Fifth, other things I should mention:

  • I am paying down my credit card
  • I own a Playstation 3 and have completed Fallout 3
  • I watch too many movies
  • I hardly ever read any more and know this is bad. I like Murakami and graphic novels by Yoshihiro Tatsumi.
  • I have a nuanced but nonetheless loyal attitude toward open source


  1. I’ve long thought of this as the Kafka principle; Kafka never mentions God, Judaism or German ideology in his stories, which is how we know that he is preoccupied with these topics[back]
  2. I probably have a better internal map of Pittsburgh than I do of DC, because I’ve navigated a great deal of Pittsburgh’s east side by bike, whereas I seem to only know DC as a sliver of NW and a network of Metro stations.  [back]
  3. Primarily; web development is actually a combination of SQL, HTML, javascript and CSS and a server language[back]

Weird Spam

I actually wrote this a couple of months ago, but I was too shy to post it then.

I get the occasional weird spam mails that are sent to the alexandria-list-owner and I’m not sure if I can safely spam them in Gmail, so I end up reading a lot of interesting spam1. Most of the spam are about penis enlargement and viagra and are notable mainly for the creative euphemisms employed and the awesome shame tactics. Every once in a while I’ll open my inbox to something like this:

Stop being the weakling you are today.

Ouch. More recently, the spam has been related to fictional future events, apparently part of the Storm Worm, which Bruce Sterling has been following pretty closely. For example, I’ll get one that says:

Terrible earthquake devastated Beijing

with text “A new deadly catastrophe in China”. If you click through there will be a link to see videos, and this link will contain an .exe, which is how the worm spreads. The link, btw, is to an IP address which makes me wonder if the worm contains a small web server serving from a computer’s dynamic IP (cuz that would be smart).

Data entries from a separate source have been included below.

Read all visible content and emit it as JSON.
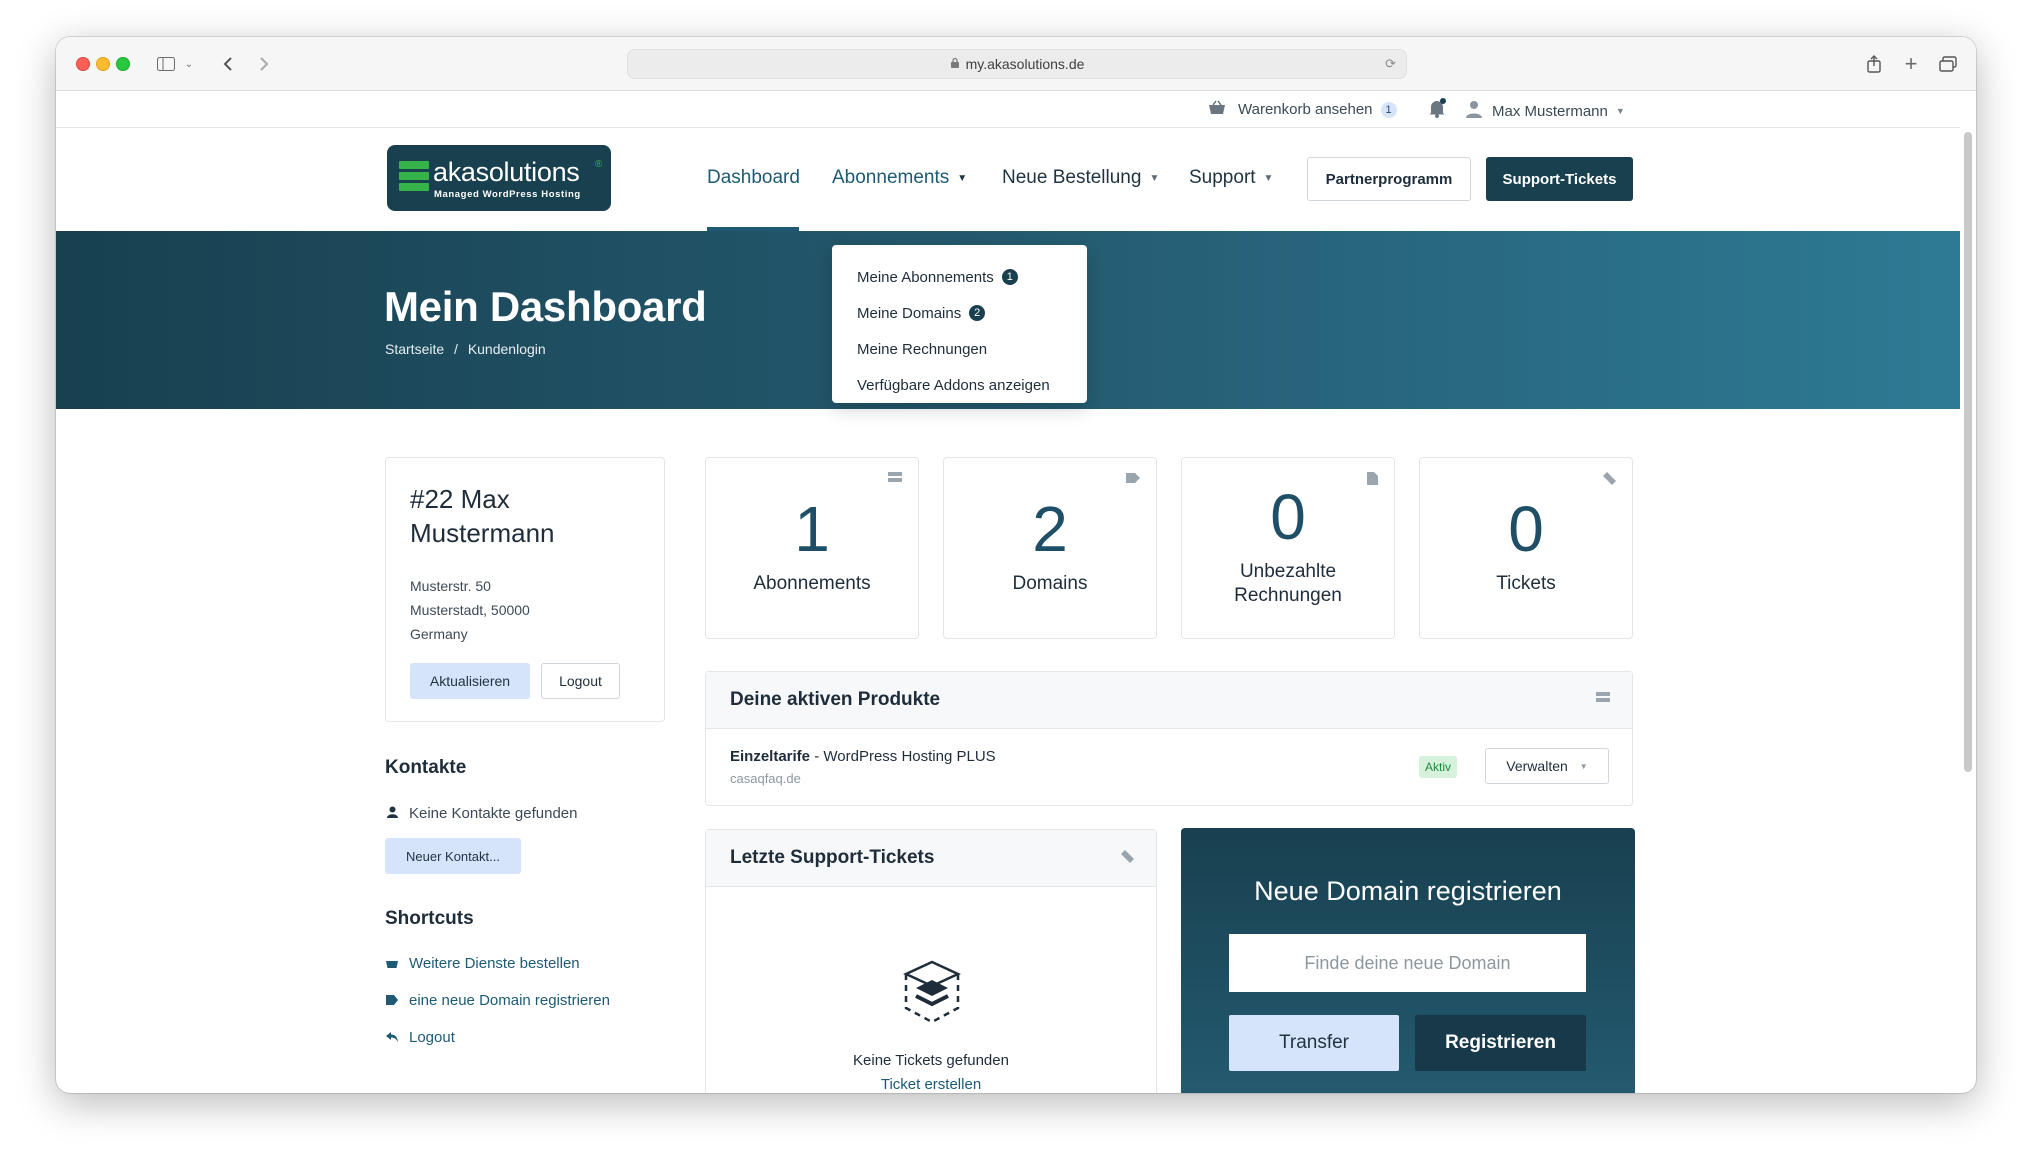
{
  "browser": {
    "url": "my.akasolutions.de"
  },
  "topbar": {
    "cart_label": "Warenkorb ansehen",
    "cart_count": "1",
    "user_name": "Max Mustermann"
  },
  "logo": {
    "name": "akasolutions",
    "tagline": "Managed WordPress Hosting",
    "reg": "®"
  },
  "nav": {
    "dashboard": "Dashboard",
    "abonnements": "Abonnements",
    "neue_bestellung": "Neue Bestellung",
    "support": "Support",
    "partner": "Partnerprogramm",
    "tickets": "Support-Tickets"
  },
  "hero": {
    "title": "Mein Dashboard",
    "crumb_home": "Startseite",
    "crumb_sep": "/",
    "crumb_current": "Kundenlogin"
  },
  "dropdown": {
    "items": [
      {
        "label": "Meine Abonnements",
        "badge": "1"
      },
      {
        "label": "Meine Domains",
        "badge": "2"
      },
      {
        "label": "Meine Rechnungen"
      },
      {
        "label": "Verfügbare Addons anzeigen"
      }
    ]
  },
  "profile": {
    "name": "#22 Max Mustermann",
    "street": "Musterstr. 50",
    "city": "Musterstadt, 50000",
    "country": "Germany",
    "update_label": "Aktualisieren",
    "logout_label": "Logout"
  },
  "contacts": {
    "title": "Kontakte",
    "empty": "Keine Kontakte gefunden",
    "new_label": "Neuer Kontakt..."
  },
  "shortcuts": {
    "title": "Shortcuts",
    "items": [
      "Weitere Dienste bestellen",
      "eine neue Domain registrieren",
      "Logout"
    ]
  },
  "stats": [
    {
      "value": "1",
      "label": "Abonnements"
    },
    {
      "value": "2",
      "label": "Domains"
    },
    {
      "value": "0",
      "label": "Unbezahlte Rechnungen"
    },
    {
      "value": "0",
      "label": "Tickets"
    }
  ],
  "products": {
    "title": "Deine aktiven Produkte",
    "items": [
      {
        "group": "Einzeltarife",
        "sep": " - ",
        "name": "WordPress Hosting PLUS",
        "domain": "casaqfaq.de",
        "status": "Aktiv",
        "action": "Verwalten"
      }
    ]
  },
  "tickets": {
    "title": "Letzte Support-Tickets",
    "empty": "Keine Tickets gefunden",
    "create": "Ticket erstellen"
  },
  "domain": {
    "title": "Neue Domain registrieren",
    "placeholder": "Finde deine neue Domain",
    "transfer": "Transfer",
    "register": "Registrieren"
  },
  "colors": {
    "brand_dark": "#18404f",
    "accent": "#1e5a73",
    "active_green": "#1f8a3a",
    "light_button": "#d6e4fb"
  }
}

Anyway, I got this new one today that struck me with its laughably hostile tone. It’s very rude and obscene, which is why I’m linking to the image. In other words, it’s NSFW: link. Tell me it doesn’t make you laugh a little with its absurdity.


  1. Obviously, I could have it not show up in my inbox, so I must have some purely sociological interest in it [back]

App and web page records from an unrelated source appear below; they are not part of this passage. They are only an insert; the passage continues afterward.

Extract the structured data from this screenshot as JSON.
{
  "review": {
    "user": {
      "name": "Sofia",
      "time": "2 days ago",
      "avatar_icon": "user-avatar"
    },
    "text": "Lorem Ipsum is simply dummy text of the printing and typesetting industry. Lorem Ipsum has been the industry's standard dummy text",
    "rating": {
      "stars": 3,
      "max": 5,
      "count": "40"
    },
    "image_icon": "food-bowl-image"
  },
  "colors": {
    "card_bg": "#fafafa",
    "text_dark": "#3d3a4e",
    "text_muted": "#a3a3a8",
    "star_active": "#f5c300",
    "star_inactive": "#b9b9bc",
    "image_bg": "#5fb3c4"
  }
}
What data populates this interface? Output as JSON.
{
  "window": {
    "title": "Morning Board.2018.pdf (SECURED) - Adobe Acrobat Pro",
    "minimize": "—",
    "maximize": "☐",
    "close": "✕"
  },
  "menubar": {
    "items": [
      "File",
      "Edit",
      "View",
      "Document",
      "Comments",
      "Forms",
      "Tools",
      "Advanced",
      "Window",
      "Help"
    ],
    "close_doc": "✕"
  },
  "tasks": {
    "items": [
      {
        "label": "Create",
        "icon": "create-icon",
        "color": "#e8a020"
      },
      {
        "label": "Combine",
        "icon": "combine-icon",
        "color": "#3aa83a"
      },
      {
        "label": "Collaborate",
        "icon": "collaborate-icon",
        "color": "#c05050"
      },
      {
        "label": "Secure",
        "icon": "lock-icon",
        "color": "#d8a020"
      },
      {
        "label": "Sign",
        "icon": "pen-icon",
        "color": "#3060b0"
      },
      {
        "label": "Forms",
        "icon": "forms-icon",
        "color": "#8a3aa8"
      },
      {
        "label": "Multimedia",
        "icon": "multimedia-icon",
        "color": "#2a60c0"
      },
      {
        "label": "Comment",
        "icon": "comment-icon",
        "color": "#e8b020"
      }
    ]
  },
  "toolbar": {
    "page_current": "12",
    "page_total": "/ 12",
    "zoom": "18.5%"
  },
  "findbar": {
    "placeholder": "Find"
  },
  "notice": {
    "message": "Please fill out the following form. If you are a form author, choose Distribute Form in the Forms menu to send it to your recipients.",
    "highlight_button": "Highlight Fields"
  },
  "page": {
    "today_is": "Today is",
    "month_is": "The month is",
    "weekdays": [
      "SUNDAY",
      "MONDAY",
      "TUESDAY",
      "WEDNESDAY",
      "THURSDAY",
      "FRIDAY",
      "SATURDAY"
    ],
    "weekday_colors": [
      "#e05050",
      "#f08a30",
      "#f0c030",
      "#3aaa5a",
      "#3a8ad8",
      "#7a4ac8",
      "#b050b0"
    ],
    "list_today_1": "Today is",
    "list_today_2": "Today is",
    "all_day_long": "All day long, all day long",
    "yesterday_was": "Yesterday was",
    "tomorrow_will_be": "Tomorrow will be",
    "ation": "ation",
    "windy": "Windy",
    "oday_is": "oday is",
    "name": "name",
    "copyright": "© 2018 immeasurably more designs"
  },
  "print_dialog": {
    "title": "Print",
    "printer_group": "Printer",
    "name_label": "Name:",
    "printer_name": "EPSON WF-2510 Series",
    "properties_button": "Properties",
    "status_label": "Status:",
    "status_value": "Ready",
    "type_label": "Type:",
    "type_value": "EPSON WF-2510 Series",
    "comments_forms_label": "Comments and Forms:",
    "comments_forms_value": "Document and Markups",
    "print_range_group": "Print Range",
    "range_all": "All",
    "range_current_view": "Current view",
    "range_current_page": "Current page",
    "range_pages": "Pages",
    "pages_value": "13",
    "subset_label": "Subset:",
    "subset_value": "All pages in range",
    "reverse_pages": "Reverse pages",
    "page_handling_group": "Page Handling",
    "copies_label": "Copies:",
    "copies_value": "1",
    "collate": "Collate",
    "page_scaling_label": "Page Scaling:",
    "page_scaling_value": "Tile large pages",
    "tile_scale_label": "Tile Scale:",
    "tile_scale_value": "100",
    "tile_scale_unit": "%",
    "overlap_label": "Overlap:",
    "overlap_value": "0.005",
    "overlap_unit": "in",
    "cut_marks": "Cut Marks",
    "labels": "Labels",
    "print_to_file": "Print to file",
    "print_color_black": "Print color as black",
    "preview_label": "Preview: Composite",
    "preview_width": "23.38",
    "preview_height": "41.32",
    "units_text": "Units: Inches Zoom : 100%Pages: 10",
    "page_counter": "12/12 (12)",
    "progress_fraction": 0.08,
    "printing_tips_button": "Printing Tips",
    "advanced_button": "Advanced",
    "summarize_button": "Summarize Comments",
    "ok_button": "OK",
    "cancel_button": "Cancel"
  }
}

Idea Quickie: Event Wiki Site

Okay, so events are past public occurrences that get a URL. E.g., “a man who was wearing a gaudy green coat and playing a ukelele that disturbed people in the cafe at X.” In the case of crimes, these events would be linked to a crime report. But mostly the wiki page for an “event” would be for people to share an account about it, put a picture or video to it, etc. And there could be an interface that would essentially try to pinpoint events as an intersection between a timespan and a location. So this could really involve a Google maps mashup with two controls, an area box selector and a timerange selector. These would bring in sub- or dependent events from any larger set of events affecting the area. So for example, “the car crash at 6:15pm outside of the music festival venue (which occurred all day)” could coexist with the nearby event “woman who flashed traffic at 6:15pm outside of the music festival venue…”. Something like that. It would be a system that could report on mundane “shared urban events” or on crimes or on historical incidents. The main user story would be something like “I saw something remarkable today and wondered if others saw it and knew more about it; I went to the URL and shared a detail that only I noticed.” This is something that happens with local or topical blogs where an entry will become the canonical comment point for a public event, with the blog entry itself being updated through the incorporation of information from the comments.